While one of the tallest world leaders, the former president of Senegal is celebrated for far more than his height. At seventy-eight years old, Diouf is the current secretary general of the Organisation Internationale de la Francophonie, more commonly known as La Francophonie. Born to a postal worker in Senegal, Diouf studied law before devoting his life to civil service. As a spokesman for French-speaking nations everywhere, Diouf’s life and career has been inspirational on many fronts and his sponsorship of various causes and programs is exemplary. Diouf, in spite of his respected tenure as leader of Francophonie, has indicated he will not run for executive office again. Experts appear to agree that finding a replacement with his talent and repute will be difficult.
Diouf: The Early Years
Born in Louga, Senegal in 1935, Diouf is a devout Muslim. His mother was a Hal Pulaar while his father was a Serere. His birthplace of Louga is located in the northwest of the country not far from the coast and the coastal city of Saint-Louis. He studied as a child and secondary student in Saint-Louis before heading to Dakar, the capital and most populous city in Senegal, to follow a law degree at university. He also spent some time at the Sorbonne in Paris during his course. He graduated in 1959 and then began his career in the civil service and politics.
Politics à la Senegal
During the 1960s, Diouf aligned himself with the Senegalese Progressive Union, the ruling party.

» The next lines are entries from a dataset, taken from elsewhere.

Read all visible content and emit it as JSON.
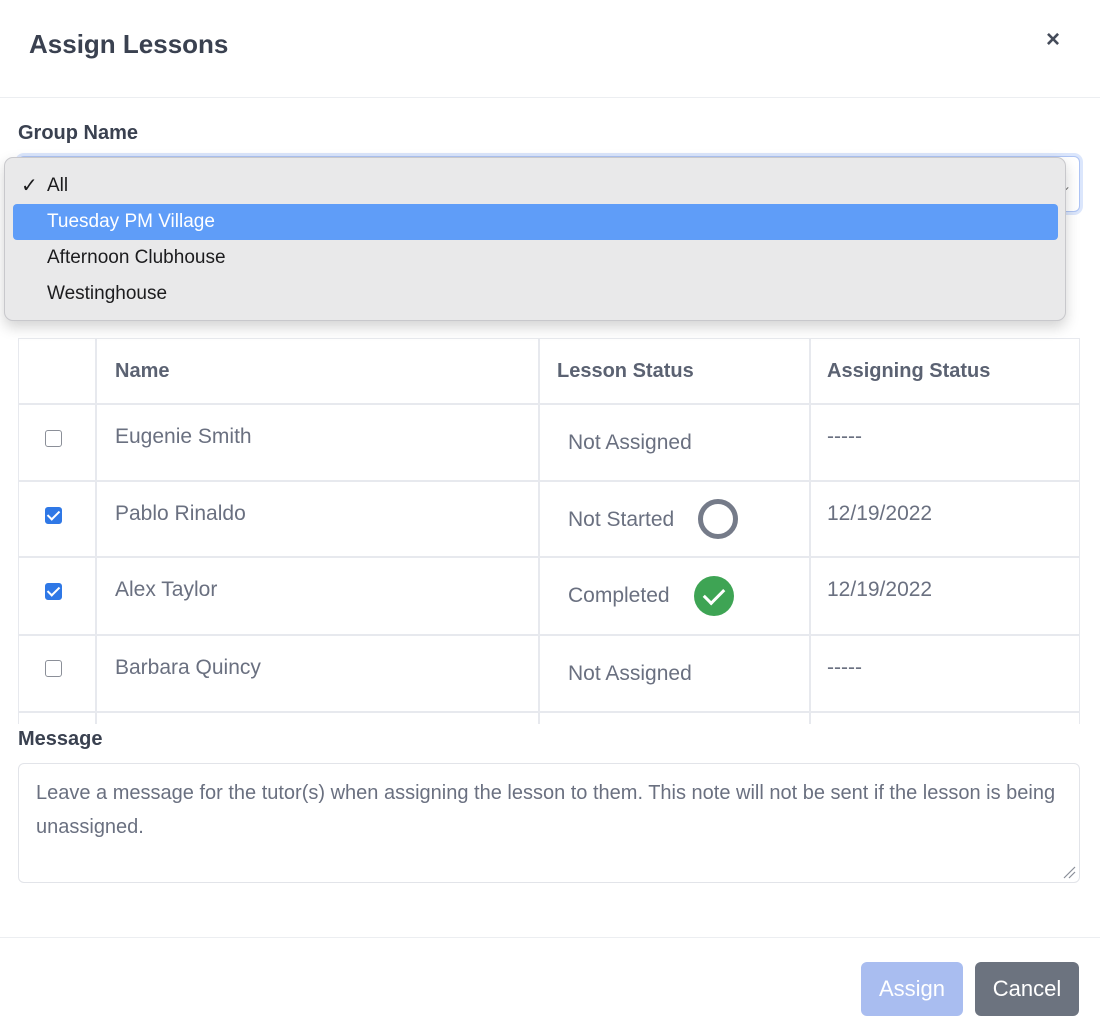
{
  "modal": {
    "title": "Assign Lessons",
    "close_label": "×"
  },
  "group": {
    "label": "Group Name",
    "selected": "All",
    "options": [
      {
        "label": "All",
        "checked": true,
        "highlighted": false
      },
      {
        "label": "Tuesday PM Village",
        "checked": false,
        "highlighted": true
      },
      {
        "label": "Afternoon Clubhouse",
        "checked": false,
        "highlighted": false
      },
      {
        "label": "Westinghouse",
        "checked": false,
        "highlighted": false
      }
    ],
    "check_glyph": "✓"
  },
  "table": {
    "headers": [
      "",
      "Name",
      "Lesson Status",
      "Assigning Status"
    ],
    "rows": [
      {
        "checked": false,
        "name": "Eugenie Smith",
        "lesson_status": "Not Assigned",
        "status_icon": "none",
        "assigning_status": "-----"
      },
      {
        "checked": true,
        "name": "Pablo Rinaldo",
        "lesson_status": "Not Started",
        "status_icon": "empty-circle-icon",
        "assigning_status": "12/19/2022"
      },
      {
        "checked": true,
        "name": "Alex Taylor",
        "lesson_status": "Completed",
        "status_icon": "green-check-circle-icon",
        "assigning_status": "12/19/2022"
      },
      {
        "checked": false,
        "name": "Barbara Quincy",
        "lesson_status": "Not Assigned",
        "status_icon": "none",
        "assigning_status": "-----"
      }
    ]
  },
  "message": {
    "label": "Message",
    "placeholder": "Leave a message for the tutor(s) when assigning the lesson to them. This note will not be sent if the lesson is being unassigned."
  },
  "footer": {
    "assign_label": "Assign",
    "cancel_label": "Cancel"
  },
  "colors": {
    "highlight": "#5f9df8",
    "checkbox_on": "#2f78e6",
    "completed": "#3ea454",
    "assign_button": "#a9bdf0",
    "cancel_button": "#6c737f"
  }
}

The party was led first by Ousmane Tanor Dieng and then the poet Léopold Sédar Senghor, who served as the Senegalese President. The party would eventually call itself the Socialist Party of Senegal. In 1961 Diouf gained a governorship. He served as a territorial governor before catching the notice of Senghor. In 1962 Diouf was asked to serve as Director of the Cabinet of the Ministry of Foreign Affairs. He continued to move up the ranks in the government and next served as Director of the Cabinet of President and then Secretary-General of the Presidency, a role he took on in 1964 and continued until 1968. He then progressed to the role of the Minister of Planning and Industry before becoming Prime Minister in 1970.

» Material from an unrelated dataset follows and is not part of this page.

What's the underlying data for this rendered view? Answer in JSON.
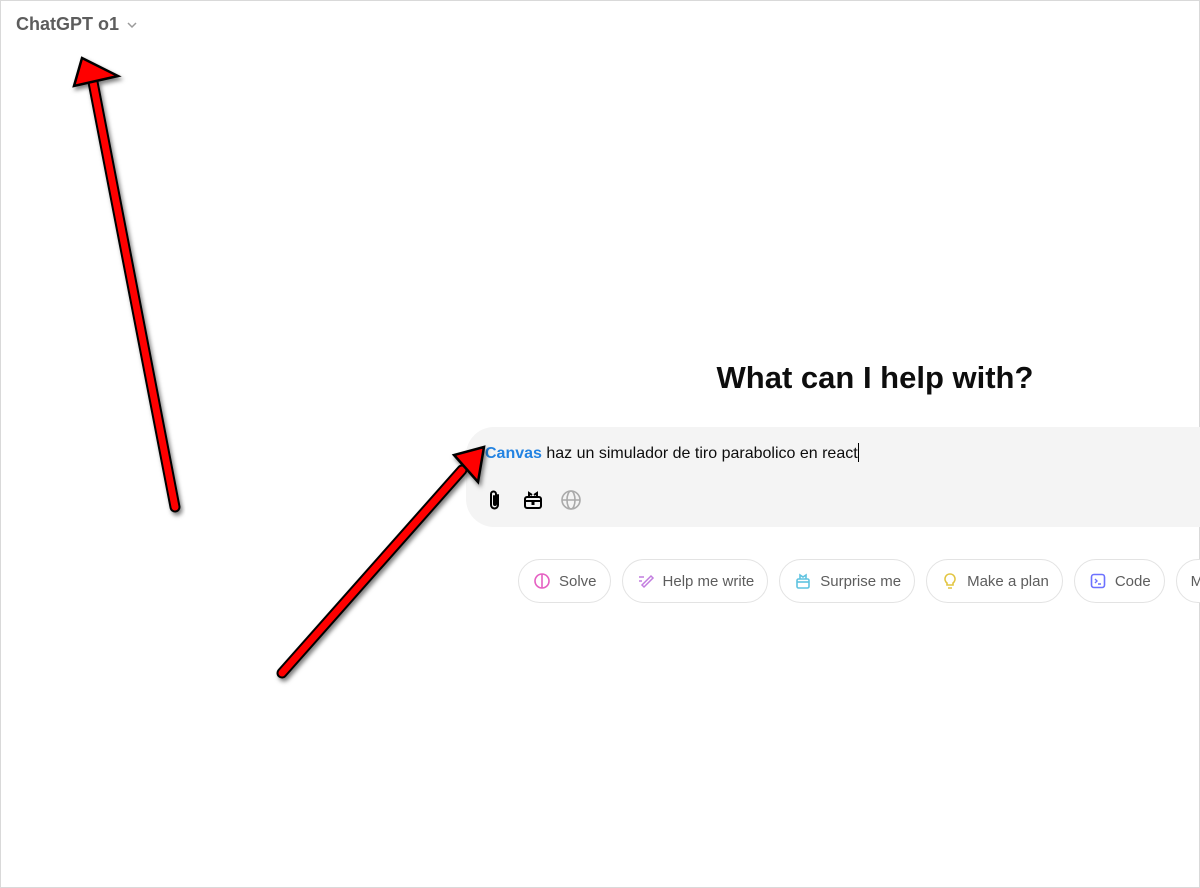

As Senghor’s protégé, Diouf was presented the role of prime minister so that he might begin to cement his personal power base. Senghor groomed Diouf in many ways so few were surprised when the president resigned in 1981 and the position taken up by Diouf. Diouf’s early period the presidency was known for its liberalism. He opened channels for more opposition parties to participate in the nation’s political scene. This turned out to be a strategic move. The opposition became increasingly fractured allowing Diouf’s party to secure a strong majority. Diouf served as president until 2000 when he peaceably conceded defeat and turned the presidency over to his long-time opponent Abdoulaye Wade. On a continent where violence accompanies a change in presidency, Diouf’s peaceful transfer of power is viewed as a model for the region and the African continent.
As a leader with immense experience on the political stage, it was a logical transition for Diouf to take the helm of Francophonie, an organization dedicated to promote all French-speaking nations. As both president of Francophonie and former president of Senegal he has also participated in important causes such as promoting AIDS awareness.

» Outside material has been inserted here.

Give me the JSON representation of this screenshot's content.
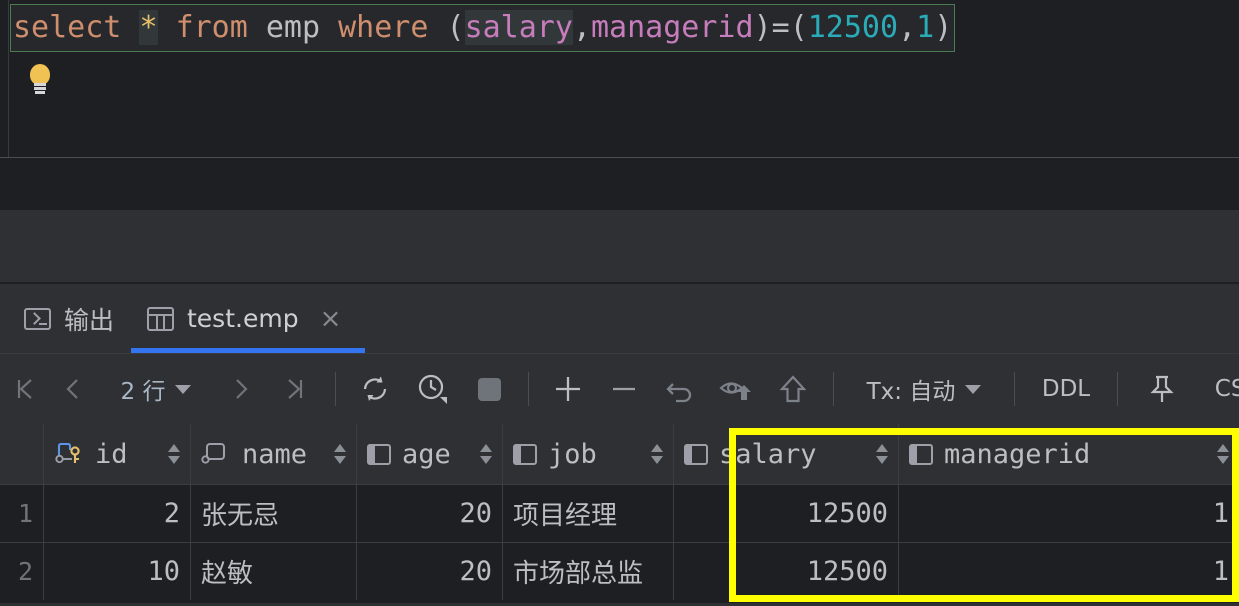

As leader of Francophonie, Diouf has worked for peace and political stability amongst French-speaking nations and their neighbours. The organisation has an integral role in promoting networking between member nations. By fostering political stability and cooperation, the organisation can also nurture economic pursuits of member countries including trade agreements.
During his career as both the leader of Senegal and Francophonie, Diouf has gained notoriety for his strides in the field of healthcare for the people of Senegal and French-speaking nations. For instance, under Diouf’s leadership Senegal became the first nation on the continent to meet the World Health Organisation’s goals for childhood immunisations. Diouf’s policies were successful in controlling the spread of AIDS in Senegal even as disease statistics ballooned in other African nations. Through concerted campaigns that promoted safe sex, Senegal was able to contain the AIDS epidemic to a little as two percent. No world leader is without critics, of course, but Diouf is widely revered for his contributions to both his homeland and the Francophonie organisation.
Who will fill Diouf’s Shoes?
At this time the only person to express an interest in serving as leader of Francophonie has been Michaëlle Jean, the former Governor General of Canada, a Haitian-born woman who was forced to flee to Quebec in 1968 to escape the Duvalier regime. She may have a difficult time in in being appointed to the role, however, as it has historically been filled by a former leader of a developing nation. It remains to be seen if Diouf will endorse anyone in particular. Many French and Creole-speaking nations are waiting to see who will have the vision and energy and skills to build on the programmes that Diouf has so successfully implemented for The Francophonie member nations.
The French language has been a key thread that has brought many nations together. Diouf has been integral in weaving this thread. As an important leader of his times and, in so many ways, a model presidential leader of a nation, Diouf has certainly earned his right to retirement. He has much to be proud of.